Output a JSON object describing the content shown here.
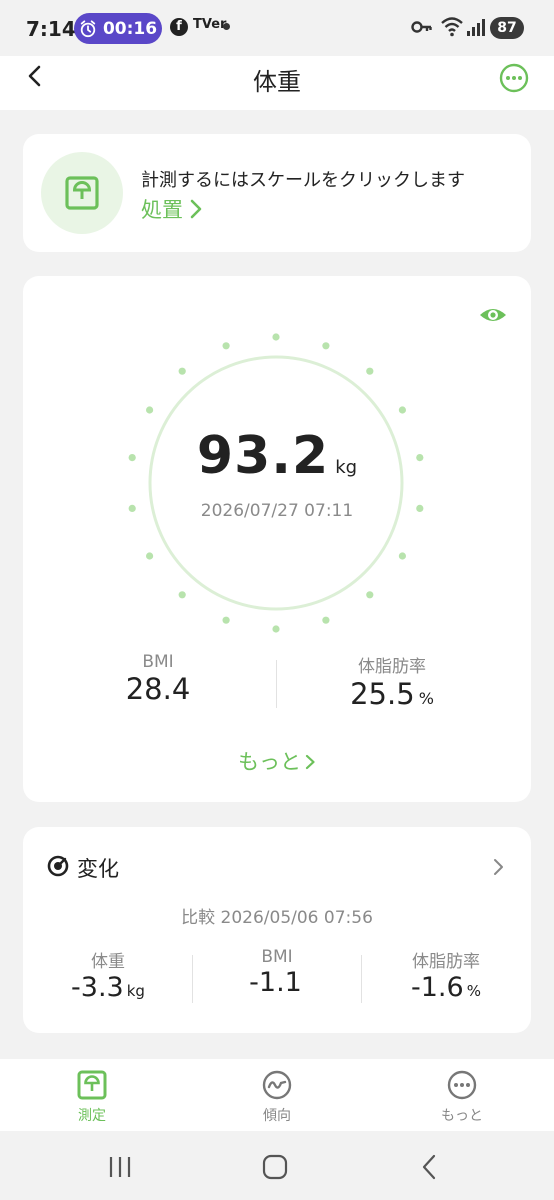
{
  "status_bar": {
    "time": "7:14",
    "alarm_timer": "00:16",
    "facebook_glyph": "f",
    "tver_label": "TVer",
    "battery": "87"
  },
  "header": {
    "title": "体重"
  },
  "tip": {
    "message": "計測するにはスケールをクリックします",
    "action_label": "処置"
  },
  "weight": {
    "value": "93.2",
    "unit": "kg",
    "datetime": "2026/07/27 07:11",
    "bmi_label": "BMI",
    "bmi_value": "28.4",
    "fat_label": "体脂肪率",
    "fat_value": "25.5",
    "fat_unit": "%",
    "more_label": "もっと"
  },
  "change": {
    "title": "変化",
    "compare_line": "比較 2026/05/06 07:56",
    "items": [
      {
        "label": "体重",
        "value": "-3.3",
        "unit": "kg"
      },
      {
        "label": "BMI",
        "value": "-1.1",
        "unit": ""
      },
      {
        "label": "体脂肪率",
        "value": "-1.6",
        "unit": "%"
      }
    ]
  },
  "tabbar": {
    "tabs": [
      {
        "label": "測定",
        "active": true
      },
      {
        "label": "傾向",
        "active": false
      },
      {
        "label": "もっと",
        "active": false
      }
    ]
  },
  "colors": {
    "accent": "#6cc05a",
    "accent_light": "#e9f5e5",
    "background": "#f2f2f2",
    "alarm_pill": "#5a47c8"
  }
}
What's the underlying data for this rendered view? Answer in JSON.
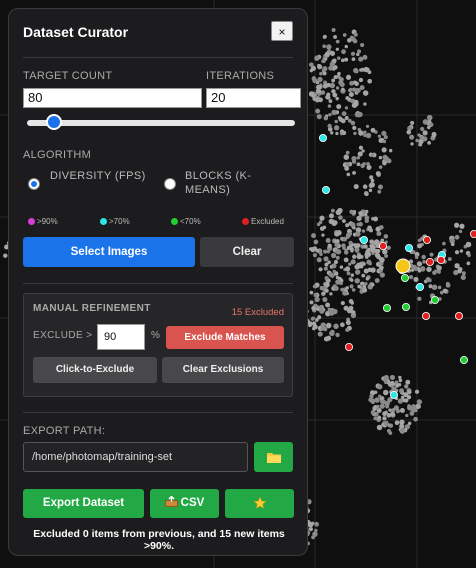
{
  "panel": {
    "title": "Dataset Curator",
    "close_label": "×"
  },
  "target": {
    "label": "TARGET COUNT",
    "value": "80"
  },
  "iterations": {
    "label": "ITERATIONS",
    "value": "20"
  },
  "slider": {
    "value_fraction": 0.1
  },
  "algorithm": {
    "label": "ALGORITHM",
    "options": [
      {
        "label": "DIVERSITY (FPS)",
        "selected": true
      },
      {
        "label": "BLOCKS (K-MEANS)",
        "selected": false
      }
    ]
  },
  "legend": [
    {
      "label": ">90%",
      "color": "#d63fd6"
    },
    {
      "label": ">70%",
      "color": "#2ee6e6"
    },
    {
      "label": "<70%",
      "color": "#22cc33"
    },
    {
      "label": "Excluded",
      "color": "#e02020"
    }
  ],
  "actions": {
    "select_label": "Select Images",
    "clear_label": "Clear"
  },
  "refine": {
    "heading": "MANUAL REFINEMENT",
    "excluded_count": "15 Excluded",
    "exclude_label": "EXCLUDE >",
    "exclude_value": "90",
    "percent": "%",
    "exclude_matches_label": "Exclude Matches",
    "click_to_exclude_label": "Click-to-Exclude",
    "clear_exclusions_label": "Clear Exclusions"
  },
  "export": {
    "label": "EXPORT PATH:",
    "path": "/home/photomap/training-set",
    "browse_icon": "folder-icon",
    "export_label": "Export Dataset",
    "csv_label": "CSV",
    "csv_icon": "outbox-icon",
    "star_icon": "star-icon"
  },
  "status": "Excluded 0 items from previous, and 15 new items >90%.",
  "colors": {
    "accent": "#1a73e8",
    "danger": "#d9534f",
    "success": "#22a845",
    "excluded_text": "#e8746c"
  }
}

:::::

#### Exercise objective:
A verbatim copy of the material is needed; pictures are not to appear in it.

#### Problem solution:
Output a JSON object describing the content shown here.
{
  "status_bar": {
    "time": "7:14",
    "alarm_timer": "00:16",
    "facebook_glyph": "f",
    "tver_label": "TVer",
    "battery": "87"
  },
  "header": {
    "title": "体重"
  },
  "tip": {
    "message": "計測するにはスケールをクリックします",
    "action_label": "処置"
  },
  "weight": {
    "value": "93.2",
    "unit": "kg",
    "datetime": "2026/07/27 07:11",
    "bmi_label": "BMI",
    "bmi_value": "28.4",
    "fat_label": "体脂肪率",
    "fat_value": "25.5",
    "fat_unit": "%",
    "more_label": "もっと"
  },
  "change": {
    "title": "変化",
    "compare_line": "比較 2026/05/06 07:56",
    "items": [
      {
        "label": "体重",
        "value": "-3.3",
        "unit": "kg"
      },
      {
        "label": "BMI",
        "value": "-1.1",
        "unit": ""
      },
      {
        "label": "体脂肪率",
        "value": "-1.6",
        "unit": "%"
      }
    ]
  },
  "tabbar": {
    "tabs": [
      {
        "label": "測定",
        "active": true
      },
      {
        "label": "傾向",
        "active": false
      },
      {
        "label": "もっと",
        "active": false
      }
    ]
  },
  "colors": {
    "accent": "#6cc05a",
    "accent_light": "#e9f5e5",
    "background": "#f2f2f2",
    "alarm_pill": "#5a47c8"
  }
}
What's the underlying data for this rendered view? Answer in JSON.
{
  "panel": {
    "title": "Dataset Curator",
    "close_label": "×"
  },
  "target": {
    "label": "TARGET COUNT",
    "value": "80"
  },
  "iterations": {
    "label": "ITERATIONS",
    "value": "20"
  },
  "slider": {
    "value_fraction": 0.1
  },
  "algorithm": {
    "label": "ALGORITHM",
    "options": [
      {
        "label": "DIVERSITY (FPS)",
        "selected": true
      },
      {
        "label": "BLOCKS (K-MEANS)",
        "selected": false
      }
    ]
  },
  "legend": [
    {
      "label": ">90%",
      "color": "#d63fd6"
    },
    {
      "label": ">70%",
      "color": "#2ee6e6"
    },
    {
      "label": "<70%",
      "color": "#22cc33"
    },
    {
      "label": "Excluded",
      "color": "#e02020"
    }
  ],
  "actions": {
    "select_label": "Select Images",
    "clear_label": "Clear"
  },
  "refine": {
    "heading": "MANUAL REFINEMENT",
    "excluded_count": "15 Excluded",
    "exclude_label": "EXCLUDE >",
    "exclude_value": "90",
    "percent": "%",
    "exclude_matches_label": "Exclude Matches",
    "click_to_exclude_label": "Click-to-Exclude",
    "clear_exclusions_label": "Clear Exclusions"
  },
  "export": {
    "label": "EXPORT PATH:",
    "path": "/home/photomap/training-set",
    "browse_icon": "folder-icon",
    "export_label": "Export Dataset",
    "csv_label": "CSV",
    "csv_icon": "outbox-icon",
    "star_icon": "star-icon"
  },
  "status": "Excluded 0 items from previous, and 15 new items >90%.",
  "colors": {
    "accent": "#1a73e8",
    "danger": "#d9534f",
    "success": "#22a845",
    "excluded_text": "#e8746c"
  }
}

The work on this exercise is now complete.